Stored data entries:
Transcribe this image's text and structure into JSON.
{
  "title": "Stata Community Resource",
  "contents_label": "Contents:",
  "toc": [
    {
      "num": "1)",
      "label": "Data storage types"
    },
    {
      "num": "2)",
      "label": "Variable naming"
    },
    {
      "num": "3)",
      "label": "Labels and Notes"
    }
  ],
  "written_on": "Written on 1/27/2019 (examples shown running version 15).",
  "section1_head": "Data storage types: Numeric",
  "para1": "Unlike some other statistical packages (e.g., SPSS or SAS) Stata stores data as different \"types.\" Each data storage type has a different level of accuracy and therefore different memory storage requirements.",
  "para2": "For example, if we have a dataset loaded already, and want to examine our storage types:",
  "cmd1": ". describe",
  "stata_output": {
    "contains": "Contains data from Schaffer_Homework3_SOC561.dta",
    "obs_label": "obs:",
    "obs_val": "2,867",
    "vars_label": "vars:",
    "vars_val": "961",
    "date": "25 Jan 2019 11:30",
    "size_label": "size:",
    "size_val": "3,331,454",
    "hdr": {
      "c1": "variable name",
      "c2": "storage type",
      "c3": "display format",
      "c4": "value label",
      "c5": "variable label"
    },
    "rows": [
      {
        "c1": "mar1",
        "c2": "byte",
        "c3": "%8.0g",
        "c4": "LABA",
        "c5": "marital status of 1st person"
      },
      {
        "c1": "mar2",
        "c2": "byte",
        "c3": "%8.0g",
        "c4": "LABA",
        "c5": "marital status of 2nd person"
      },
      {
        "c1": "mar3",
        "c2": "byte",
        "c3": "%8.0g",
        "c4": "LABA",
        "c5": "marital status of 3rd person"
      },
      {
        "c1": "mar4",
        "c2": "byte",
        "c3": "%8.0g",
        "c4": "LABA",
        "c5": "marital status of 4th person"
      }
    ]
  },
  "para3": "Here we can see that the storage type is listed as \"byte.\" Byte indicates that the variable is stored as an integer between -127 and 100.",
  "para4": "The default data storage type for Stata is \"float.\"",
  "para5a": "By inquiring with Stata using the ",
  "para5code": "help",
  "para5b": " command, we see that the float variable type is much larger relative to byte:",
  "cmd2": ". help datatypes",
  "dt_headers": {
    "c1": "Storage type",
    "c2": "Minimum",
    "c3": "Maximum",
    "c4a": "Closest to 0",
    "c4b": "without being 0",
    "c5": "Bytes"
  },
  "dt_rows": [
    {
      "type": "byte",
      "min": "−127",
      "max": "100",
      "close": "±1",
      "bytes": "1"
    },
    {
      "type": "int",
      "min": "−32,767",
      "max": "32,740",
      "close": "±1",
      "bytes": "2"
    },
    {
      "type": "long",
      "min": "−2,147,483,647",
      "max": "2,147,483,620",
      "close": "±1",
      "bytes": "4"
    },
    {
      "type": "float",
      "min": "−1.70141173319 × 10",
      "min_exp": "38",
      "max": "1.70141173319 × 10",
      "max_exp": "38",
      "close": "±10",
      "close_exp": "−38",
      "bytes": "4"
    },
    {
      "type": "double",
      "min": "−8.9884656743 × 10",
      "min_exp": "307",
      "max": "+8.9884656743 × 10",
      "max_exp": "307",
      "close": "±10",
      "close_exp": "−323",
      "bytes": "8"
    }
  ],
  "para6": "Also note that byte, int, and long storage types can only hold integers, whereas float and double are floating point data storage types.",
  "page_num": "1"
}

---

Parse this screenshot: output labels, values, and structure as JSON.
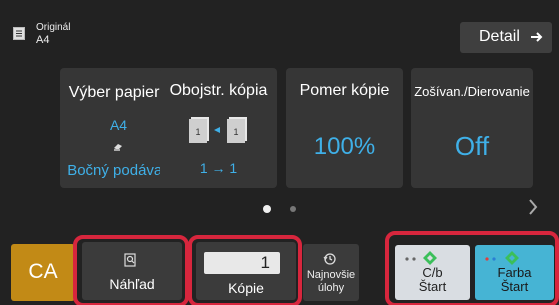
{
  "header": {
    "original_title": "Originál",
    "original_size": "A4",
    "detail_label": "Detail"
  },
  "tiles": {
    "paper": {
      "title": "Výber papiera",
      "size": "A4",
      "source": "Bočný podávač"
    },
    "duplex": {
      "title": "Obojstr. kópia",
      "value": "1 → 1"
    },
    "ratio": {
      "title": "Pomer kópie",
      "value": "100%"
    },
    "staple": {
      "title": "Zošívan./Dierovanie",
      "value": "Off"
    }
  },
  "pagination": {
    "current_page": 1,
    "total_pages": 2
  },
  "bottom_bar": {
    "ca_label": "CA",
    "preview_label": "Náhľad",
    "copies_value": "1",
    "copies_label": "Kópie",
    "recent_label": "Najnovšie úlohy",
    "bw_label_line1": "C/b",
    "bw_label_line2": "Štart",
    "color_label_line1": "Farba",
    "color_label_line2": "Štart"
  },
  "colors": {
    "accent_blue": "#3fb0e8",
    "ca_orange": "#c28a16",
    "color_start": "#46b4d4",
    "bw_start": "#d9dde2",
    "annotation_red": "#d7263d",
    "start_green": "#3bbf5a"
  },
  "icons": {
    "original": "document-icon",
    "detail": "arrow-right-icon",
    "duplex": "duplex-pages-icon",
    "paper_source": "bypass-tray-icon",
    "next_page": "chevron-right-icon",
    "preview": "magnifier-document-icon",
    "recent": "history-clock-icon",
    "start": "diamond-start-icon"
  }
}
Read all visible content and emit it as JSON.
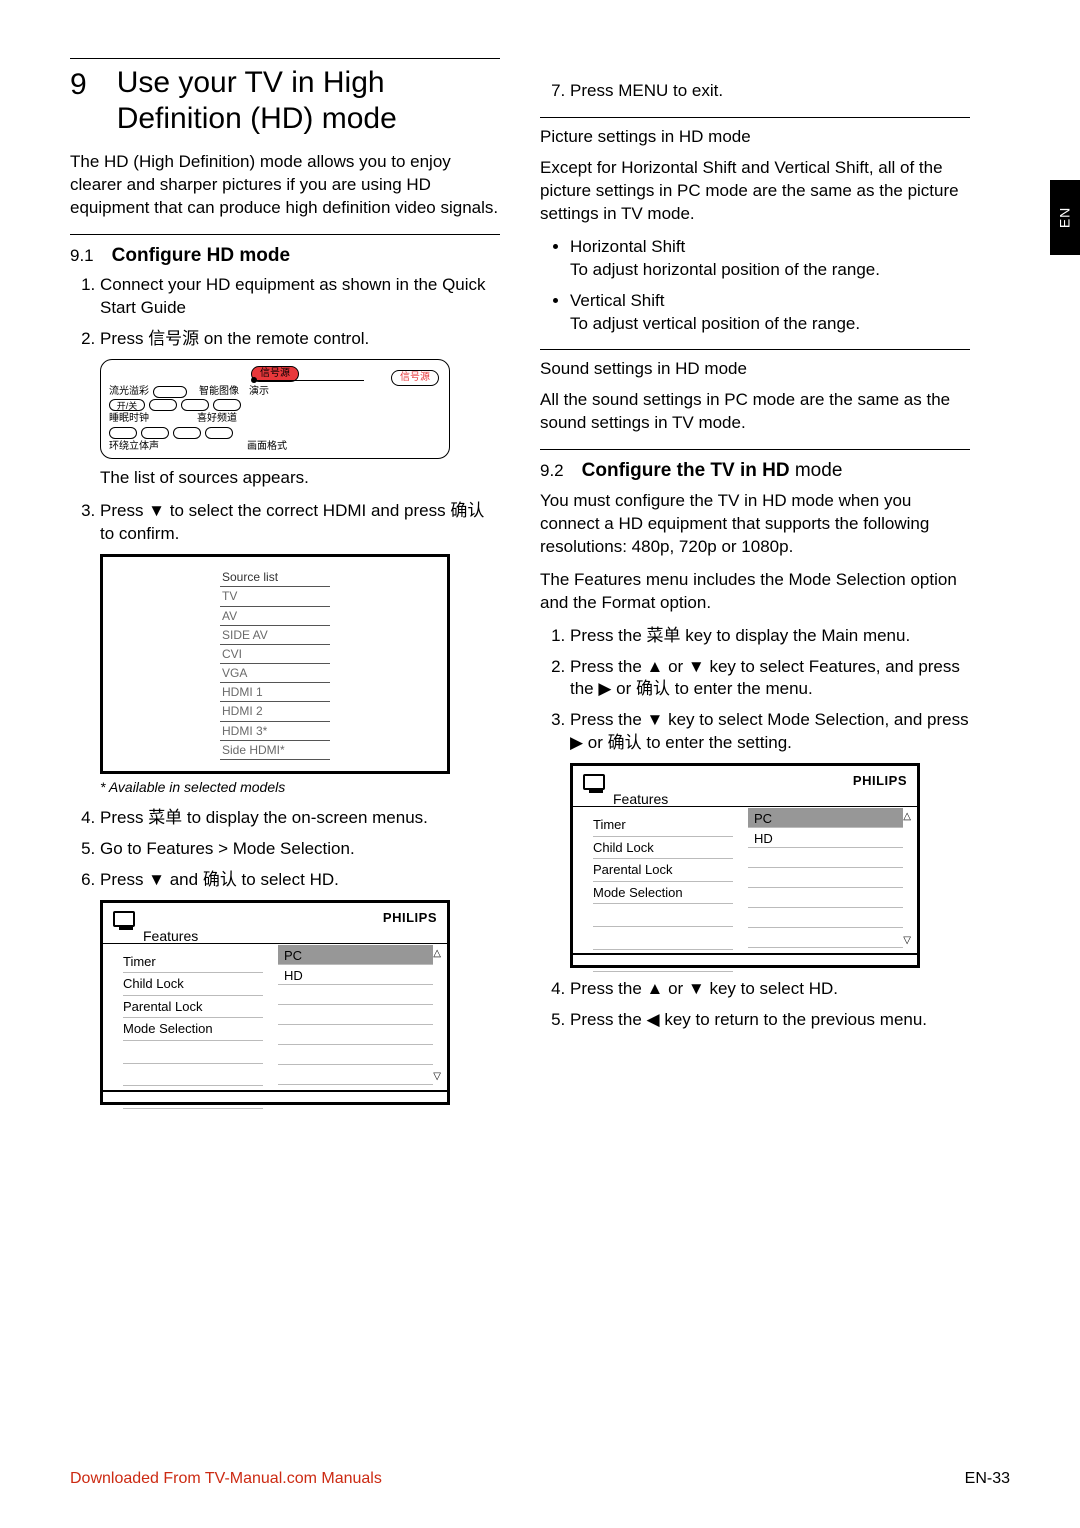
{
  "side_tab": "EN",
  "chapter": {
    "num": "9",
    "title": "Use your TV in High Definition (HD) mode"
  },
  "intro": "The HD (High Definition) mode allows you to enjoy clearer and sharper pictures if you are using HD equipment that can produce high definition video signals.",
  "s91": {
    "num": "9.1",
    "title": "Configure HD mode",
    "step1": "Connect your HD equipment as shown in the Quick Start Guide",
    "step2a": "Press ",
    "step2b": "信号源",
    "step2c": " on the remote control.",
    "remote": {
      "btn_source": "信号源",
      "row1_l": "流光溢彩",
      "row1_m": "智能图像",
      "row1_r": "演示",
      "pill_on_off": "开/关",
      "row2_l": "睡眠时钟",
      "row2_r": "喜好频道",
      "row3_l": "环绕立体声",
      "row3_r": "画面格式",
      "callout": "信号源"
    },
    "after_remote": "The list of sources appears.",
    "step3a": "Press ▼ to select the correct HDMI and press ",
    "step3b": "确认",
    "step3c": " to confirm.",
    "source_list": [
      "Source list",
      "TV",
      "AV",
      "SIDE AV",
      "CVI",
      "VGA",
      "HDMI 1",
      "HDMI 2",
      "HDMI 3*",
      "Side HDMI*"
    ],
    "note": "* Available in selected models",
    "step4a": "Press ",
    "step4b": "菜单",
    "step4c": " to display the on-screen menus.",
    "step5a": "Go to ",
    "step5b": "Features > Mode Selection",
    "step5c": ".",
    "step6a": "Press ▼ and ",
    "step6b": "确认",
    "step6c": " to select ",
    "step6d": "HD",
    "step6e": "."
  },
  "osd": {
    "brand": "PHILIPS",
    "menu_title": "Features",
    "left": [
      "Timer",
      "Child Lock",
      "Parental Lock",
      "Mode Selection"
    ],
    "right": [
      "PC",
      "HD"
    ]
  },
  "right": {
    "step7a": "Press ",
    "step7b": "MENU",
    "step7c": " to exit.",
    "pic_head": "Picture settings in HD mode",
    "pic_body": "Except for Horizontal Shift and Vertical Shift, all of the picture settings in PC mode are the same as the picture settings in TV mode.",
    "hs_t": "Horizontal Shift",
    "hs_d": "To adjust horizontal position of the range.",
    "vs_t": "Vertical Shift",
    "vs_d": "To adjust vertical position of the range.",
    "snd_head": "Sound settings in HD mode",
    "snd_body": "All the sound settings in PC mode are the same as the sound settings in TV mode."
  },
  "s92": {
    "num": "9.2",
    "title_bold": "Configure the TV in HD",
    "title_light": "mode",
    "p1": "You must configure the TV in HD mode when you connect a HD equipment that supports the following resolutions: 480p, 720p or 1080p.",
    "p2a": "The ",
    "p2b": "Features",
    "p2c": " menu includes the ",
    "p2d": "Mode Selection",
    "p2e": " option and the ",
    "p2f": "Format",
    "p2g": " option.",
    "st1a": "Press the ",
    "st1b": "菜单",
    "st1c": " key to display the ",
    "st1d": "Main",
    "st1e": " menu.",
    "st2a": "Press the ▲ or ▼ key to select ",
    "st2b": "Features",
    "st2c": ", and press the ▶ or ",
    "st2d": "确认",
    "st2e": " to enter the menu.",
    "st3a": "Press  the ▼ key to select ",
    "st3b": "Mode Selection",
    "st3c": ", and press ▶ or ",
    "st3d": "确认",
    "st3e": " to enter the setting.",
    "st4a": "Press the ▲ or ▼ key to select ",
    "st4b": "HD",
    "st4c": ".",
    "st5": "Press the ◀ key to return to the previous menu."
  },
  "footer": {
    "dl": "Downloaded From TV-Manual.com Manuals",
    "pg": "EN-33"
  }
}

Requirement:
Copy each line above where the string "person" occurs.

Solution to the exercise:
        "c5": "marital status of 1st person"
        "c5": "marital status of 2nd person"
        "c5": "marital status of 3rd person"
        "c5": "marital status of 4th person"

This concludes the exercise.